WHAT YOU WILL DO —
Copy the entries that appear below in full, leaving out any picture among them.

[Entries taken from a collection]
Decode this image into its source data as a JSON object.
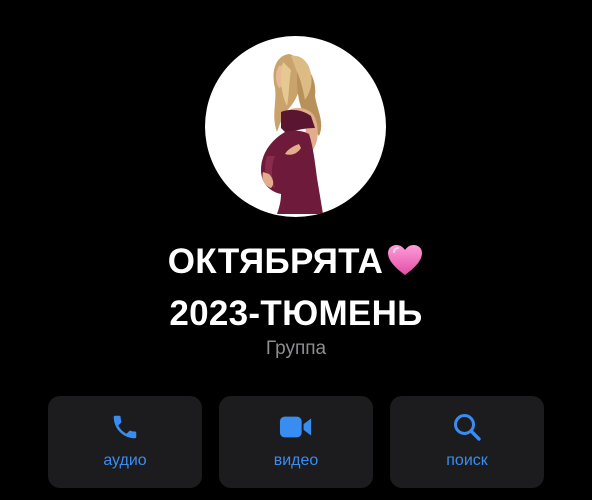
{
  "group": {
    "title_line1": "ОКТЯБРЯТА",
    "title_emoji": "💗",
    "title_line2": "2023-ТЮМЕНЬ",
    "subtitle": "Группа",
    "avatar_image": "pregnant-woman-illustration"
  },
  "actions": [
    {
      "label": "аудио",
      "icon": "phone-icon"
    },
    {
      "label": "видео",
      "icon": "video-camera-icon"
    },
    {
      "label": "поиск",
      "icon": "search-icon"
    }
  ],
  "colors": {
    "background": "#000000",
    "button_bg": "#1c1c1e",
    "accent": "#3a8df0",
    "subtitle": "#8e8e93",
    "title": "#ffffff"
  }
}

WRITTEN REPLY —
Decode this image into its source data as a JSON object.
{
  "group": {
    "title_line1": "ОКТЯБРЯТА",
    "title_emoji": "💗",
    "title_line2": "2023-ТЮМЕНЬ",
    "subtitle": "Группа",
    "avatar_image": "pregnant-woman-illustration"
  },
  "actions": [
    {
      "label": "аудио",
      "icon": "phone-icon"
    },
    {
      "label": "видео",
      "icon": "video-camera-icon"
    },
    {
      "label": "поиск",
      "icon": "search-icon"
    }
  ],
  "colors": {
    "background": "#000000",
    "button_bg": "#1c1c1e",
    "accent": "#3a8df0",
    "subtitle": "#8e8e93",
    "title": "#ffffff"
  }
}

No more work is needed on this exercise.